*** Opening Working data ***

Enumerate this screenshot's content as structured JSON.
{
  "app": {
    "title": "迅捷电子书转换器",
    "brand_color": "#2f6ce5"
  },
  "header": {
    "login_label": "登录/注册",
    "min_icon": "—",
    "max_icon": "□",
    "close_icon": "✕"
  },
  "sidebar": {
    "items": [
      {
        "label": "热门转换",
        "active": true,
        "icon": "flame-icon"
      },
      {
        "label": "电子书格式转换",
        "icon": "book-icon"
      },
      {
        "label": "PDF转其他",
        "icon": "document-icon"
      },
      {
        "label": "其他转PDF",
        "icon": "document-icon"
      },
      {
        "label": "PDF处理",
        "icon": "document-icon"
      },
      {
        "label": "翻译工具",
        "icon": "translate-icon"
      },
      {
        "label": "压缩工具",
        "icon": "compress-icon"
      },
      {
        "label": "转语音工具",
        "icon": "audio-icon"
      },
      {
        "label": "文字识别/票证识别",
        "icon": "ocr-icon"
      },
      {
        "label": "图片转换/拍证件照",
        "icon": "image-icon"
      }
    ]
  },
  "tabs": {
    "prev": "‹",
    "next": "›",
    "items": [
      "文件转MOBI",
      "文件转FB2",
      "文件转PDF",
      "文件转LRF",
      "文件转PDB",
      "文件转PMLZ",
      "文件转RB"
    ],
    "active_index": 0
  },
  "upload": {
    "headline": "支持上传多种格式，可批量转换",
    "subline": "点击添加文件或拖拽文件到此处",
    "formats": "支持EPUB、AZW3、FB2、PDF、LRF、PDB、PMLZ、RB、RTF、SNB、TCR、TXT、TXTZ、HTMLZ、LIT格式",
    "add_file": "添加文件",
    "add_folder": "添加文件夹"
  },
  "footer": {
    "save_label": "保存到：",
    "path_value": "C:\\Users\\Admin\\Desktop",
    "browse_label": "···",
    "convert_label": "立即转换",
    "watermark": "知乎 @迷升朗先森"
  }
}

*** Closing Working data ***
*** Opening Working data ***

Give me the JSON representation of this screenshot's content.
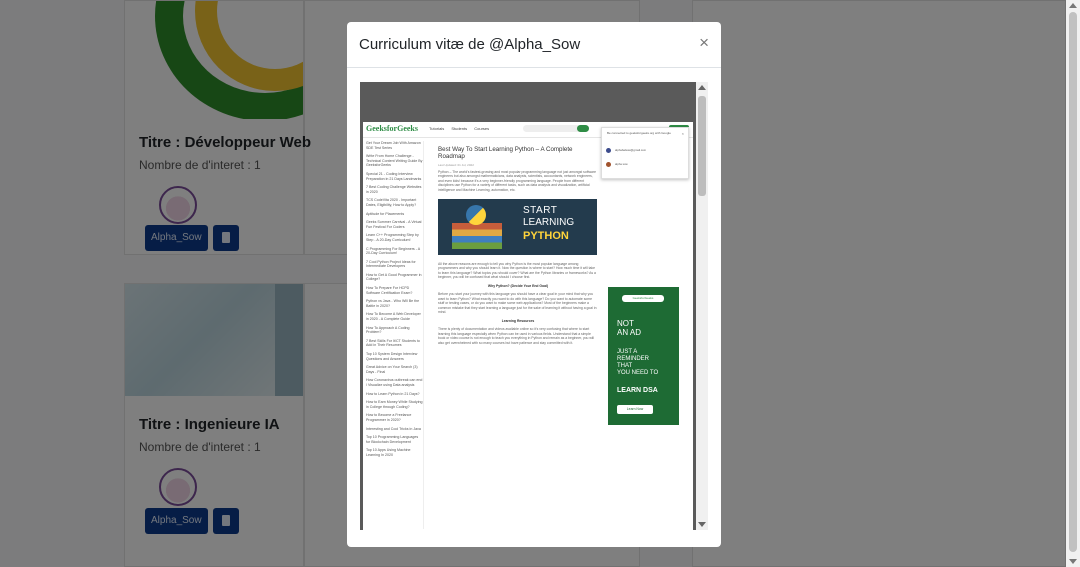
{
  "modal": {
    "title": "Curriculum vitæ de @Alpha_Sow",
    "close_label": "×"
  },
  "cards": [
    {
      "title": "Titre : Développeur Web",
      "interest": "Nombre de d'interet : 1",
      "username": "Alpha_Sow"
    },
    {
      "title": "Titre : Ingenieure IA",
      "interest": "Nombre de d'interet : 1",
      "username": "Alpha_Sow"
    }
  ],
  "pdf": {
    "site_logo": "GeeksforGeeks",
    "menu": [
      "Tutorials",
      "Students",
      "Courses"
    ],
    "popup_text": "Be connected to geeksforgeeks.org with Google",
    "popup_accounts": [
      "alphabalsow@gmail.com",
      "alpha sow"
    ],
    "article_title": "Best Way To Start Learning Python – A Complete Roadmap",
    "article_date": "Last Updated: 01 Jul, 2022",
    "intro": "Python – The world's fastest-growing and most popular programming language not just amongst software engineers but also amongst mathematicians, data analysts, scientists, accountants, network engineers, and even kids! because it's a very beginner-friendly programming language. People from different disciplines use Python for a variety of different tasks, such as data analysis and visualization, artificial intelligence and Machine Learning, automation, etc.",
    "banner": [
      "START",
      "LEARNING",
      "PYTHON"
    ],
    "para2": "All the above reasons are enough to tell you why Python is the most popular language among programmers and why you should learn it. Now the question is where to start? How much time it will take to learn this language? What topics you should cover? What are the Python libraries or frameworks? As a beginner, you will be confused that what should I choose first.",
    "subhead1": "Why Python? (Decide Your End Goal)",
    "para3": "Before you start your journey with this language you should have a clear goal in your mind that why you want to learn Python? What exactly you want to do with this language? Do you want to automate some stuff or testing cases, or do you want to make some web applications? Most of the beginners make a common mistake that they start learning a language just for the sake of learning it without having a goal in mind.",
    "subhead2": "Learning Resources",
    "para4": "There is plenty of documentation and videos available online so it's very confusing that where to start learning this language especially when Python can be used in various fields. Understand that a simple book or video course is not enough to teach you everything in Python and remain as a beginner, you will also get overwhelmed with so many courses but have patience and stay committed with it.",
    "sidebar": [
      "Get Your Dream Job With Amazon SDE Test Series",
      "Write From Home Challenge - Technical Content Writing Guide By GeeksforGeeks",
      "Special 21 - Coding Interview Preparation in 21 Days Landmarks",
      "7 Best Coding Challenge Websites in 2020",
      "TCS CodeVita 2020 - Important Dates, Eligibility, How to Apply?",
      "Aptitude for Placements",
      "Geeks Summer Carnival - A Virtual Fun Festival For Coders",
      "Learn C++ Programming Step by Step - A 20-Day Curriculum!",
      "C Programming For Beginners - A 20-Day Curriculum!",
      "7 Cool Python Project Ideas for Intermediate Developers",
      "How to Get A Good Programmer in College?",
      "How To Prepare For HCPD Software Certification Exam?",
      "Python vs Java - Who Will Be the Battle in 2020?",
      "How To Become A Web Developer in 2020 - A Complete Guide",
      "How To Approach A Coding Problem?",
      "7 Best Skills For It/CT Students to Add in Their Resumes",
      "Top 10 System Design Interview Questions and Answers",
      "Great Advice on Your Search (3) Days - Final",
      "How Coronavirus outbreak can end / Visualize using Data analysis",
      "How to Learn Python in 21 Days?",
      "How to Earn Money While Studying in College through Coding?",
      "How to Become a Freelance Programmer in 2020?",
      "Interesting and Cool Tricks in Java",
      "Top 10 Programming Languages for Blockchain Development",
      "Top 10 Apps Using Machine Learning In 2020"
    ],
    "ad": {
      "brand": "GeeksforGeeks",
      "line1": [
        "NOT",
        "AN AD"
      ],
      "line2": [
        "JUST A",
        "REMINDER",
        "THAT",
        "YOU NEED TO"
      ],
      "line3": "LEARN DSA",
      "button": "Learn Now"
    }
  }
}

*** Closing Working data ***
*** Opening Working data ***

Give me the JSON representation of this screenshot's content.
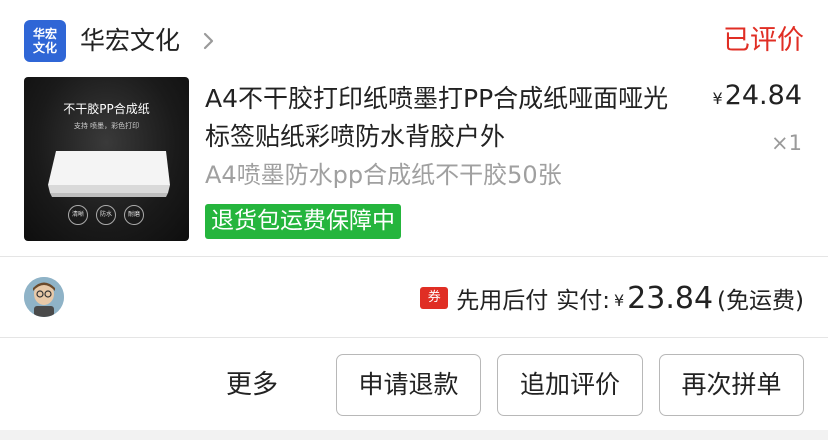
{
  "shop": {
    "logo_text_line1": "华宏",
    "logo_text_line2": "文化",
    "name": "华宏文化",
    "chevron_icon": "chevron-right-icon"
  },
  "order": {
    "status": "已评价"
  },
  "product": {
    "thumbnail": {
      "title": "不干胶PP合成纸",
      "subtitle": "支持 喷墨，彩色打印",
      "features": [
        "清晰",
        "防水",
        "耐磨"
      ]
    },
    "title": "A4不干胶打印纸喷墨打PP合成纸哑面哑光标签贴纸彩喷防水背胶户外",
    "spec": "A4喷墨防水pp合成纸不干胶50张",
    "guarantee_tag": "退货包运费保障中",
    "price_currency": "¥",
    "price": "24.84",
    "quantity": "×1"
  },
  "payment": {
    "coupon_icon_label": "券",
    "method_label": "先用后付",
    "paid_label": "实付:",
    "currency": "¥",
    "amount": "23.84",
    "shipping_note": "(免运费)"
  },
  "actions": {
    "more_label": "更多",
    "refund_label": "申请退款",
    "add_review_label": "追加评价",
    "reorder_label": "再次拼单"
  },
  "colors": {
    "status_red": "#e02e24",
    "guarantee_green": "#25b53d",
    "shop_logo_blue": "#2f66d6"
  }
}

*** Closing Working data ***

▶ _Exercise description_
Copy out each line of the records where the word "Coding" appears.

▶ _Response area_
      "Special 21 - Coding Interview Preparation in 21 Days Landmarks",
      "7 Best Coding Challenge Websites in 2020",
      "How To Approach A Coding Problem?",
      "How to Earn Money While Studying in College through Coding?",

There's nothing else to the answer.